post featured image

Career Nav #31: What Is the Future of the Community in an Always Evolving World?

Decorative squiggle, background element
Written by Madona WambuaFebruary 6, 2023

Women Who Code Career Nav 31     |     Spotify - iTunes - Google - YouTube - Text
Madona Wambua, Senior Android Engineer at Western Governors University, shares her talk, “What Is the Future of the Community In An Always Evolving World.” She discusses the importance of community to her, the benefits of community for everyone, and ways to get involved at different levels of action.

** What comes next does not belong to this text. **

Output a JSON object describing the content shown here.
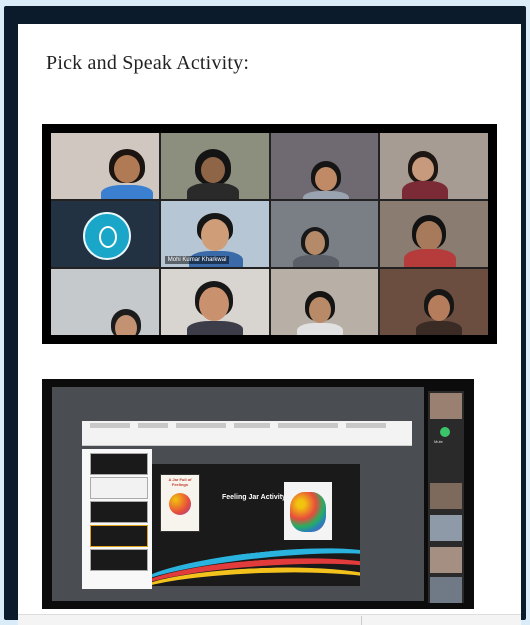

Community has helped me as a person. I am a caregiver and a mom of two. It's pretty hard from time to time when you have kids, is always active doing events, or even at work. It's very challenging. It's a challenge we all face as moms. I took a sabbatical and was trying to find something minor that I could do. I found a passion for contributing to Women Who Code. I would go to local events. It made me feel fulfilled even though I knew that I was not working. It inspired me that it was very welcoming. The community itself is very inclusive. I look at my career and how far I've grown and attribute that back to Women Who Code. 

I work as a senior Android engineer. I'm an author. I'm a Women Who Code Ambassador and a Google Developer Expert for Android. I want to share a little about my experience at one Woman Who Code Event I attended in 2019 in San Francisco. I met amazing women. I felt motivated, encouraged, and reinvigorated. I was happy about everything. I was listening to the talks and seeing how women are doing great in the tech industry. I was like, wow, I want to do this, but the pandemic happened. I was inspired and wanted to give back to the community through learning or contributing from time to time. I discovered Women Who Code Mobile, which was purely online. That's how I started getting engaged, met terrific women, and stayed connected. I noticed that I was learning and making lasting connections when I was engaging with the community. The ability to connect helps us grow.

Communities like Women Who Code are essential. We have an iOS and Android team in the mobile track, web tracks, data tracks, and machine learning. Women can connect and come together in different tracks and help each other when they are experiencing an issue. There are a lot of unique stories to learn from everybody that attends. Communities are beneficial. You can stay connected and leverage this to amplify your voice and grow your career. Community engagement post-pandemic feels like people are still scared to attend conferences. People are still very tired. You can find other ways to stay active if you're not ready. Communities had to adapt to keep the members engaged. Community interaction has changed.

My community is an environment that is inclusive for everybody. One thing I've done that has rewarded me has created Twitter spaces. I decided to create Twitter spaces to engage my community because we could not go anywhere and couldn't do anything. What better way other than to do a podcast kind of Twitter space where I'm talking to data Android engineers? I did Twitter engagements too. 

I take advantage of a hybrid format a lot. I know many events take advantage of hybrid formats, where we have online, and people attend in person. The other thing is online conferences. Women Who Code does so many online meetings that you can hear and feel like you're still part of the community. What if you want to be part of this community but don't understand how?

You don't have to write an article. You don't have to do anything huge. Pace yourself. Showing up is part of contributing to your community. You don't have to stress about what you can do. I cannot imagine how far I would have come if it wasn't for the support of Women Who Code members who would cheer me on. Having people who support you is excellent, and it helps a lot. Do we have a Slack channel where we talk about simple things, even what you are doing this weekend? Reach out and stay engaged.

Community is essential for many reasons. Networking is vital, especially if you are in tech. You need to be networking. A sense of belonging where you feel like you belong because you're accepted here. I can share my voice, ask questions and attend conferences here. It's super impressive. Meaningful connections are also important. It does help boost mental health. Talking to someone helps. In the tech world, things are not always easy. You might get stuck on a bug for hours, and you're like, how will I solve this? You go into some of the tracks and post the question. People will answer. Celine Denore, she's part of our community and said, "Community helps me be myself. I will never be afraid of falling because there's always someone in the community to give me a hand." The community has allowed me to take risks and develop my leadership and speaking skills in a safe space. Having the proper community support has taught me that showing up, doing your best, and supporting one another is more important than being perfect.

If you want to start giving talks or contributing, I'll share how you can contribute and stay engaged. A way of giving back is through mentorship. Juniors and seniors, or anyone else, can contribute. There're so many ways of contributing to the tech world. You can be a tech writer. You can also review the code. You can do a resume review where you examine people's resumes and interview practices. You can answer Stack Overflow questions. You can contribute on open source or do your keyboard podcasting. There is also organizing. Organizing is not easy. Join a community, ask a question, and engage the people. Don't jump into everything. Avoiding burnout and being mindful of your mental health are always good. Find community support. Lean in. Lean into your community. Sign up today to become a volunteer in one of the tracks for Women Who Code, we need volunteers from time to time. 

Related Posts